WHAT THE TASK ASKS
Look for "tabs" in each line of the entries, and return the matching lines.

RECORD SET
⟨

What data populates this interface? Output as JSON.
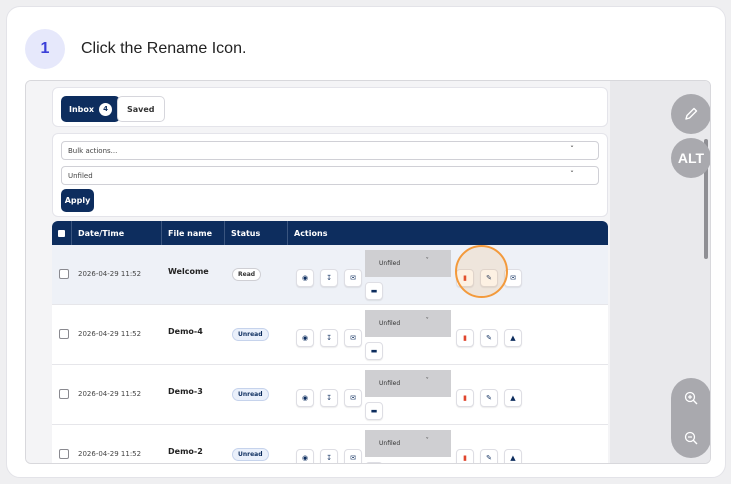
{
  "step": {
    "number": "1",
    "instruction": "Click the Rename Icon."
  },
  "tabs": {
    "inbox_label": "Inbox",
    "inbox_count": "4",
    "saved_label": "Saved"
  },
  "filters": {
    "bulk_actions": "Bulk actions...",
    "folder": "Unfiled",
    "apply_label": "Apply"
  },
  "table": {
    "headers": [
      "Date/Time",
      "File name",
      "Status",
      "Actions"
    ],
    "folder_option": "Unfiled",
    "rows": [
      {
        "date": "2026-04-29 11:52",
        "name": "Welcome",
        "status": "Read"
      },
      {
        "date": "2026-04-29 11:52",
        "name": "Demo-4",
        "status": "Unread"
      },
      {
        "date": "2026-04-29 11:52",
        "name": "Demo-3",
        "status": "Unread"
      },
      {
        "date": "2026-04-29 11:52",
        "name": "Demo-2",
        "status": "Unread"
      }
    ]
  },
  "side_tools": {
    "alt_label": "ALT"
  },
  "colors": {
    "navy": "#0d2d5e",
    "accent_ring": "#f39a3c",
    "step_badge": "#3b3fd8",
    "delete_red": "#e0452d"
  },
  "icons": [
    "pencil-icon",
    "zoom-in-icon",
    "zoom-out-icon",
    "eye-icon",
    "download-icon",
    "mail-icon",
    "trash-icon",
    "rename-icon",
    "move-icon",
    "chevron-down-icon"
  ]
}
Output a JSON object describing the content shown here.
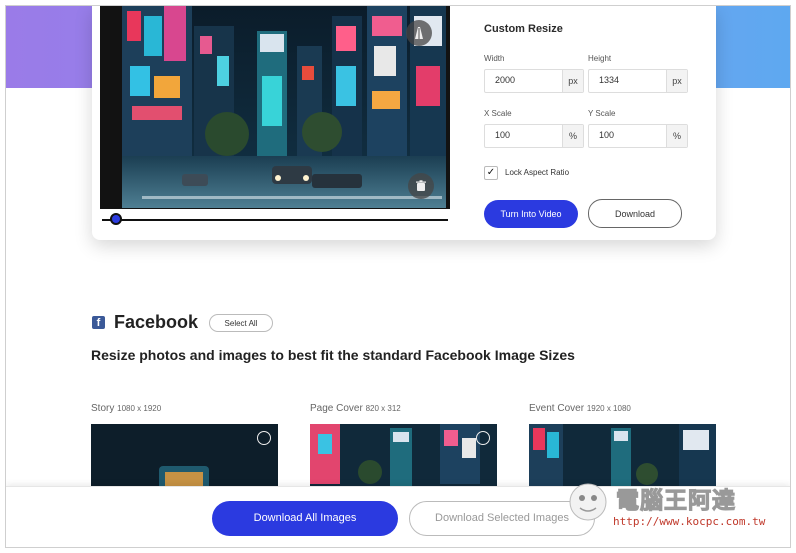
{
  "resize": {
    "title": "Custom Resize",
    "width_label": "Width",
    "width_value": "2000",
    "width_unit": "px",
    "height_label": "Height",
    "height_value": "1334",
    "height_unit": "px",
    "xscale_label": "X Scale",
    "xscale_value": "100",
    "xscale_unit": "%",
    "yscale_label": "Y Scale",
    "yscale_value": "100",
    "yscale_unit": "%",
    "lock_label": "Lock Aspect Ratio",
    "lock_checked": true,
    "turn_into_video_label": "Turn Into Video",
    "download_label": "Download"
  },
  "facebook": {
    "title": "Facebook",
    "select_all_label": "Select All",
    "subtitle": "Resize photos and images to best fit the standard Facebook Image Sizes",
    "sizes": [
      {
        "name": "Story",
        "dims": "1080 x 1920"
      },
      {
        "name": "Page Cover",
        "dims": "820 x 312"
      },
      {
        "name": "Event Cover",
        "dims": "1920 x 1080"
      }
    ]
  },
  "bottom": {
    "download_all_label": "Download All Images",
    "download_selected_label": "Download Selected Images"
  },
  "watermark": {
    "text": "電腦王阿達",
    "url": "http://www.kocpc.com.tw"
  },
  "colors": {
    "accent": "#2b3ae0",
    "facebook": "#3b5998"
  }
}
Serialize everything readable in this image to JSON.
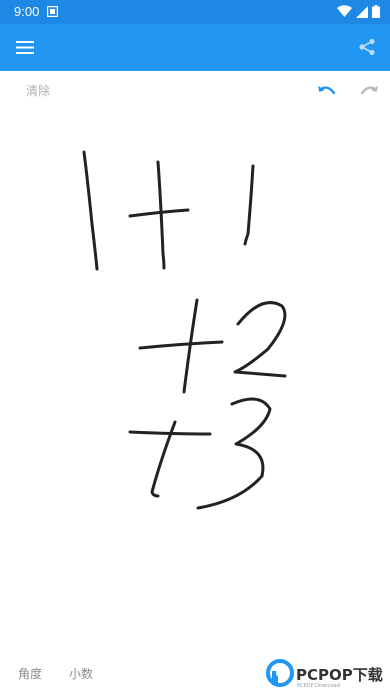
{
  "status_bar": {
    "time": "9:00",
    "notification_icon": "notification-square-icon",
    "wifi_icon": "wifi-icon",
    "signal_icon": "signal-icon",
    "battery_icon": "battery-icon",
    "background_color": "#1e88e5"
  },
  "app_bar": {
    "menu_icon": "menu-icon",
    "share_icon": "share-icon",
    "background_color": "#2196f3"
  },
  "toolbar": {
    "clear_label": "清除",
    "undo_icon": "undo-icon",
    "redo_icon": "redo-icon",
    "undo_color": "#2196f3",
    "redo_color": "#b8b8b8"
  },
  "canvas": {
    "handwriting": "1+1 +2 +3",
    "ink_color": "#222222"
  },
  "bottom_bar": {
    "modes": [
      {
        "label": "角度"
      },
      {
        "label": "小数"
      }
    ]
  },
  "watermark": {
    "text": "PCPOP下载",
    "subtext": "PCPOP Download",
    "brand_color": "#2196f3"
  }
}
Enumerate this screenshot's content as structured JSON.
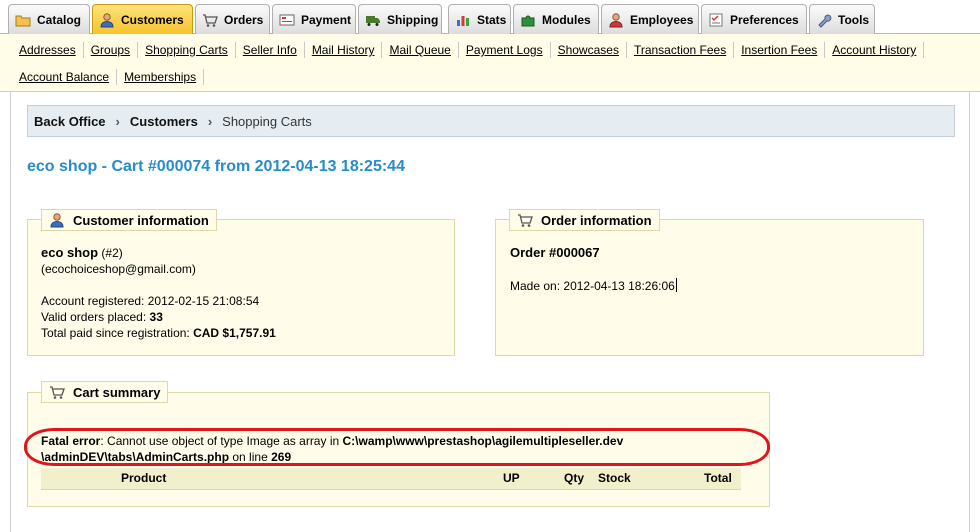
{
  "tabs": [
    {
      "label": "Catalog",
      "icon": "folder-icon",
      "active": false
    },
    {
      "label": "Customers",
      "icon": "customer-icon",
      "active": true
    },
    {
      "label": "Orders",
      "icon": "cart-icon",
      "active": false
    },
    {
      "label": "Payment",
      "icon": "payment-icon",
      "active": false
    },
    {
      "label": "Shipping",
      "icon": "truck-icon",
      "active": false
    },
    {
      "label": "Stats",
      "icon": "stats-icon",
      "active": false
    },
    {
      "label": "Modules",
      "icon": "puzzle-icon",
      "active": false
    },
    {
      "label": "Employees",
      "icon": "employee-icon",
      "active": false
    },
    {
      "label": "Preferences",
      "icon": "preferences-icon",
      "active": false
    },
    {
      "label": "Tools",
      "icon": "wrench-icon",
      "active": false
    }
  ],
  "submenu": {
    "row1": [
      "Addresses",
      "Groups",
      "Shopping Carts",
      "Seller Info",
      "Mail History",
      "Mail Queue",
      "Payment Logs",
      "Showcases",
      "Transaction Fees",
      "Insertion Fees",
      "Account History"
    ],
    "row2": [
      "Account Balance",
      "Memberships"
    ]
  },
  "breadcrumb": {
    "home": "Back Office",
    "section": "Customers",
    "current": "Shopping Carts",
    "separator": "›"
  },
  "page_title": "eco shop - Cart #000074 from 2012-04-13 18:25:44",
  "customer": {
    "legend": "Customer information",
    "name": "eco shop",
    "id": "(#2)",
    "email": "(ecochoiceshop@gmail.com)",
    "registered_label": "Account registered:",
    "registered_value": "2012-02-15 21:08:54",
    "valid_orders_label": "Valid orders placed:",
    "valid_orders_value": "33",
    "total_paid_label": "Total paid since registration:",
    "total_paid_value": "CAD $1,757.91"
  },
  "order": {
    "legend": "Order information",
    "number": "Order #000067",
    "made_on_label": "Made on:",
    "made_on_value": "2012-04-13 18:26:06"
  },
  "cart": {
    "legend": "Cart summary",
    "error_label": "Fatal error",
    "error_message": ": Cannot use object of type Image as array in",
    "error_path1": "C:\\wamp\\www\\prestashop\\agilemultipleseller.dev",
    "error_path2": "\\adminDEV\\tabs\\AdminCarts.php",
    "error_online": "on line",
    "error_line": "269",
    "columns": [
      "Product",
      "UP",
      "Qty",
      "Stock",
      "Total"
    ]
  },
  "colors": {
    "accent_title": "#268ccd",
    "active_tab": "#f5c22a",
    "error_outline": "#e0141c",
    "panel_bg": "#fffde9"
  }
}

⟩

ANSWER BOX
  "tabs": {
  "tabs": [
    "error_path2": "\\adminDEV\\tabs\\AdminCarts.php",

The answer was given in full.